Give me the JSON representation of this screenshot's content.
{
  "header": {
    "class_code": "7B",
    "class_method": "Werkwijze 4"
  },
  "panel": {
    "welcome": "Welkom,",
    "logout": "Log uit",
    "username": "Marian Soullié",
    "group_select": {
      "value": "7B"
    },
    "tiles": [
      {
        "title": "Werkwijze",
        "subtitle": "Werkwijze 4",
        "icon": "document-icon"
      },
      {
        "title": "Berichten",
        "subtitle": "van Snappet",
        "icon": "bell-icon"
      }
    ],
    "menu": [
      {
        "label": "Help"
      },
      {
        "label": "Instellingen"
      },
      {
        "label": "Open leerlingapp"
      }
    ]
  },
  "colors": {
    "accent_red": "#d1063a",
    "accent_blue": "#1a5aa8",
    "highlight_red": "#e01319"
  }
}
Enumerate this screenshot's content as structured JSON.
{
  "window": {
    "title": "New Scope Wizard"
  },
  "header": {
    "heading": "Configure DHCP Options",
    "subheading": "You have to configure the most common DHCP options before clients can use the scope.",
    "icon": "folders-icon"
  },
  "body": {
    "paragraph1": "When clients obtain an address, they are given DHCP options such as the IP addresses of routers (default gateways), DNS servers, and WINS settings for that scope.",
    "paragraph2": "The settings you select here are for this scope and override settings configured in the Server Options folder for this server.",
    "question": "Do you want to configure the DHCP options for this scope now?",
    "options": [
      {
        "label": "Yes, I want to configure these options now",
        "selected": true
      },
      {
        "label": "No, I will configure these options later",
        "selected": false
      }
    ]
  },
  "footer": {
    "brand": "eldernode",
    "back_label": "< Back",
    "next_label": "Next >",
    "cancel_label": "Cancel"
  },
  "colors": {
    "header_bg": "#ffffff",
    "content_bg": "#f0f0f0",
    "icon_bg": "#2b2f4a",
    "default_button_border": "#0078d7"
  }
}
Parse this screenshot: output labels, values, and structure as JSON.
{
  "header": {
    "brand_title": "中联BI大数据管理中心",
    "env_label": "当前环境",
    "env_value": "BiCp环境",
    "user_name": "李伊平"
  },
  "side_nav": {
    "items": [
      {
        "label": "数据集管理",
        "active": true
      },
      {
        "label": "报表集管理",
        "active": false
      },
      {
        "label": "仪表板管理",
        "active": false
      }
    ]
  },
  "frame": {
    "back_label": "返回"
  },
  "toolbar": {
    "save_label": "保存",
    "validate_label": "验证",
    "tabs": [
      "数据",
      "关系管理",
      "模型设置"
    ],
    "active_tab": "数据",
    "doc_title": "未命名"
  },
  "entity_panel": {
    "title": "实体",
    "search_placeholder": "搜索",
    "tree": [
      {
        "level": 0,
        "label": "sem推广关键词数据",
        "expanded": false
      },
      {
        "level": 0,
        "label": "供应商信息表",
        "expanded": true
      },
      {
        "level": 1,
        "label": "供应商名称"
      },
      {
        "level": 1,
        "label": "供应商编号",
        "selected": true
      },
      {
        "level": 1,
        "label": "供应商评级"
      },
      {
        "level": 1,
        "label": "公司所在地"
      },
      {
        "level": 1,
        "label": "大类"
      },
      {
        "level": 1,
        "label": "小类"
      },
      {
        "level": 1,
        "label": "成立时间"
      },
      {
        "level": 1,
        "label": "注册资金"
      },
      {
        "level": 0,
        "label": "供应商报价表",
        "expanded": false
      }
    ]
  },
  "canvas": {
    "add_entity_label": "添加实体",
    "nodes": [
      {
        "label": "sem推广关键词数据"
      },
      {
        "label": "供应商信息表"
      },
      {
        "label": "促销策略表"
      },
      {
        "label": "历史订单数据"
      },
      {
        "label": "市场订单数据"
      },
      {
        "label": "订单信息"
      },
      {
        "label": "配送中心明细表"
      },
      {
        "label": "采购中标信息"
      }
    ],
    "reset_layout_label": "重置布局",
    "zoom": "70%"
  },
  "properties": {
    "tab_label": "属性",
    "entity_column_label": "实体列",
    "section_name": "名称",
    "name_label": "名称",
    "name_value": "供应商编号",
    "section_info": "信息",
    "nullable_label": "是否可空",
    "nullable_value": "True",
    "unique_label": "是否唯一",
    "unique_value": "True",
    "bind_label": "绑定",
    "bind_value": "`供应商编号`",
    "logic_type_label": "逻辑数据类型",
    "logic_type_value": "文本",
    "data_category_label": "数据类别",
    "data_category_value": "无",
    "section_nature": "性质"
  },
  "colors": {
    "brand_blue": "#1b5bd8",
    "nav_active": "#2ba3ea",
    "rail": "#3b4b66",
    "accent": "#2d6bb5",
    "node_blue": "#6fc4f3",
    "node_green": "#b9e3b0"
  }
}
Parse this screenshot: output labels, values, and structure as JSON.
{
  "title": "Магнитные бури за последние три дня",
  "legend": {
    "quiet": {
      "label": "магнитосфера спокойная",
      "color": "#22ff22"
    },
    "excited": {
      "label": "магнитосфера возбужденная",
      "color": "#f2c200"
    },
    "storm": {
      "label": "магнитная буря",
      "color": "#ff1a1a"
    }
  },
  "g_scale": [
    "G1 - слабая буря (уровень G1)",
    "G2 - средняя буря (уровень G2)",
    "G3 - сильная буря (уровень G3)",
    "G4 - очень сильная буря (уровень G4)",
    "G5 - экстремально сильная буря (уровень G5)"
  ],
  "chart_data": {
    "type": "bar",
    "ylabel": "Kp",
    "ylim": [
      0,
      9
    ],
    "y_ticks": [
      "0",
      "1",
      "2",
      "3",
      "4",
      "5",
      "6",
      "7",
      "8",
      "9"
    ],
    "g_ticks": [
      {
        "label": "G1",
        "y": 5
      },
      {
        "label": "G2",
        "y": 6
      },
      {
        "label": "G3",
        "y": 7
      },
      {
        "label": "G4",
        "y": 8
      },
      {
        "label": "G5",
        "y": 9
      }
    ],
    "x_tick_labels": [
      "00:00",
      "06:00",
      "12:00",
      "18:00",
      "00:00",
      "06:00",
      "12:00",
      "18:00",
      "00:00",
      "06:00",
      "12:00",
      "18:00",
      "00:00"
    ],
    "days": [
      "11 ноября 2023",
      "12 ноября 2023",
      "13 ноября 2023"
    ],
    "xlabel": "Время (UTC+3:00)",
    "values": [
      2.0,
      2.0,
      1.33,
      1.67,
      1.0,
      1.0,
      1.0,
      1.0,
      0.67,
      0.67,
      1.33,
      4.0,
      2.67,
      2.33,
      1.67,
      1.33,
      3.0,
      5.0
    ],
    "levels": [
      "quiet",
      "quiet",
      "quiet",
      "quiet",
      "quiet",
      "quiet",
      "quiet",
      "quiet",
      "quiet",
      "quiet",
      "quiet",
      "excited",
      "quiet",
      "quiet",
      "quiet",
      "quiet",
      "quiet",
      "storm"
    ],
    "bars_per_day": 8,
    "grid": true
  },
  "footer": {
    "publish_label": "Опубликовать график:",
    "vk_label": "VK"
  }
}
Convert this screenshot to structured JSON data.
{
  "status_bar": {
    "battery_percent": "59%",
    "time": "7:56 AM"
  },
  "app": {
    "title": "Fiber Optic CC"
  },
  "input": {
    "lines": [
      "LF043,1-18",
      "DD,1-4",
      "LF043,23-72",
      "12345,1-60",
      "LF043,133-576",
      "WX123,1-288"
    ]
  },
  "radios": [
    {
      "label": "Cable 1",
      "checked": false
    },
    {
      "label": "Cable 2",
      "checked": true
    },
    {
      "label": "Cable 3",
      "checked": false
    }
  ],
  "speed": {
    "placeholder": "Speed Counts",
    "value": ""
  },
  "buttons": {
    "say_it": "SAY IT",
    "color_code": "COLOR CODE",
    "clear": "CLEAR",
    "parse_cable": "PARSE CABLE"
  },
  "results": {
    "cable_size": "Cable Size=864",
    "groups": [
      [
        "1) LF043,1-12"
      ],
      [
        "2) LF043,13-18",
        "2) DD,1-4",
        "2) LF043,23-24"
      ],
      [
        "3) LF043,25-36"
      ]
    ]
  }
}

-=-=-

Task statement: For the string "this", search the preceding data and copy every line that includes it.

Task answer:
Give me the JSON representation of this screenshot's content.
Enumerate this screenshot's content as structured JSON.
    "paragraph2": "The settings you select here are for this scope and override settings configured in the Server Options folder for this server.",
    "question": "Do you want to configure the DHCP options for this scope now?",
Parse this screenshot: output labels, values, and structure as JSON.
Parse this screenshot: output labels, values, and structure as JSON.
Convert this screenshot to structured JSON data.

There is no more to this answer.